By Charles Davis, Director, Cebr
Understanding the budget deficit across the UK
It’s the burning question as we hit the six months to the UK general election: how will the budget deficit be reduced? While we don’t have the answers to this – that’s up to the politicians – we have assessed which parts of the UK contribute what to the public finances. The team I have led at the Centre for Economics and Business Research (Cebr) have crunched the numbers to understand how the changing shape of the economy affects the contribution of London, its boroughs and the rest of the regions and countries of the UK to generating taxes for the government as well as how much is spent in each respective area.
London leads UK economic bounce back
The results are fascinating: despite the financial crisis hitting the City hard, London has shown a remarkable ability to reinvent itself and a resilience to bounce back from a challenging economic environment and lead the UK economic recovery. Our research shows that London will be the fastest growing regional economy across the UK in 2014, driven by a fast-growing IT & communications sector and the UK capital’s strength in professional and business services, with a depth of expertise that few other cities around the world can come close to rivalling. The dynamic boroughs of Westminster and City of London generate almost £100 billion in economic output between them while the fastest growing boroughs over the last ten years have been Tower Hamlets, Islington and Southwark. While London is the fastest growing regional economy, the rest of the UK has also returned to economic health in 2014 and this has seen unemployment drop to its lowest level since before the financial crisis. What does this mean for the UK public finances across the UK?
Introducing a new approach to understanding public finances across the regions
Working this out is no easy task; while we (mostly!) have relatively clear information from HM Treasury on where public money is spent and on what around the country, for many elements of government revenue – which is mainly taxation – it is much harder to understand where the money comes from.

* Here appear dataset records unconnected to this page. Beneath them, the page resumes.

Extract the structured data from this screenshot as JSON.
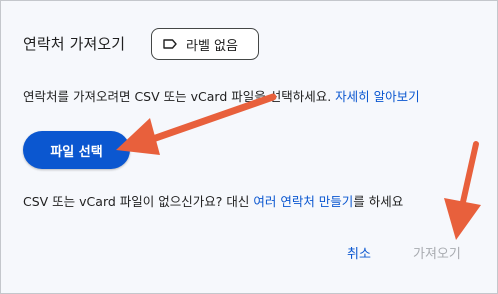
{
  "dialog": {
    "title": "연락처 가져오기",
    "label_chip": {
      "icon": "label-outline-icon",
      "text": "라벨 없음"
    },
    "instruction": {
      "text": "연락처를 가져오려면 CSV 또는 vCard 파일을 선택하세요. ",
      "learn_more": "자세히 알아보기"
    },
    "select_file_button": "파일 선택",
    "alternative": {
      "text_before": "CSV 또는 vCard 파일이 없으신가요? 대신 ",
      "link": "여러 연락처 만들기",
      "text_after": "를 하세요"
    },
    "buttons": {
      "cancel": "취소",
      "import": "가져오기"
    }
  },
  "colors": {
    "accent": "#0b57d0",
    "annotation_arrow": "#e8603c",
    "disabled_text": "#a8abb0",
    "background": "#f6f8fc"
  }
}
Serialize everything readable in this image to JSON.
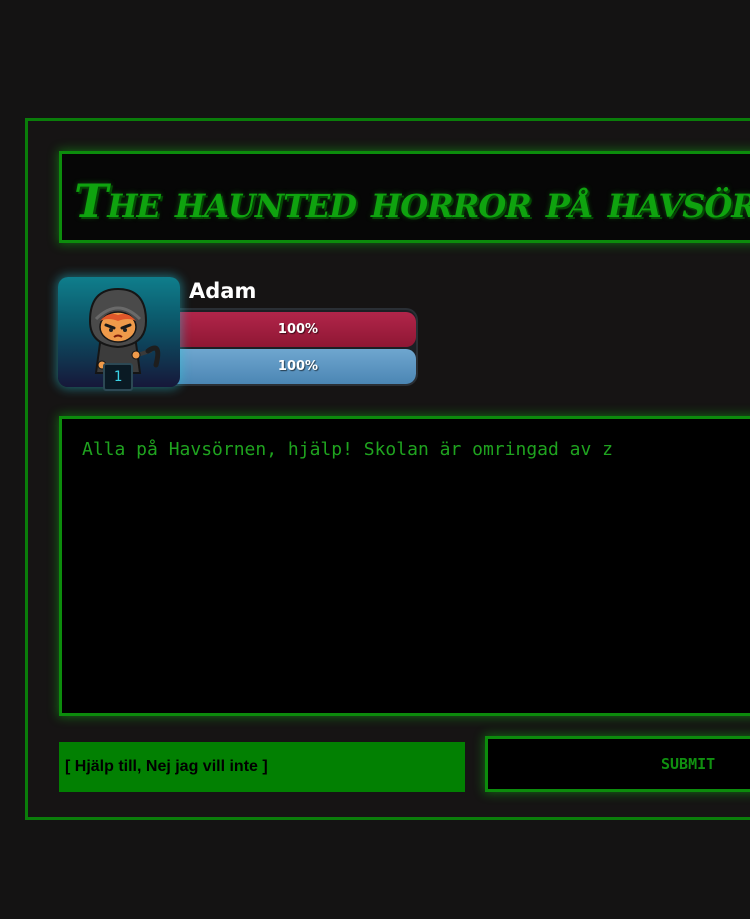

Attacking this problem, the analysis we have produced is unique in that it allocates tax revenues according to our best estimate of where the respective economic activity takes place. Many previous studies have tended to look separately at approaches that are so-called ‘workplace-based’ i.e. allocating tax to where people work and ‘residence-based’ i.e. where they live. Neither of these is completely satisfactory. Our analysis attempts to allocate, line by line for each tax revenue, where the economic activity that generates the tax takes place.
London economy makes a £34 billion net positive contribution to UK public finances
The results are fascinating – especially in the context of further promises of devolution in Scotland and indeed around the rest of the UK – London is found to be making a major £34 billion positive net contribution to the UK public finances. The South East also makes a positive contribution – a £22 billion surplus – and the East of England is very slightly in positive territory at £181 million, but the rest of the UK’s 12 constituent countries and regions are in deficit. The largest estimated deficits are in the North West, Yorkshire and the Humber and Scotland. However, this is distorted by the size of the population; in relative terms the largest deficits are in Northern Ireland, Wales and the North East.
Looking forward, we expect London is expected to continue growing at a faster rate than the rest of the UK due to its dynamism and status as major global trading hub and financial centre. This is expected to see it make a major contribution to reducing the UK’s budget deficit over the coming years as it continues to generate tax revenues that support public spending right across the UK. You can explore in more detail by reading the report, London's Finances and Revenues.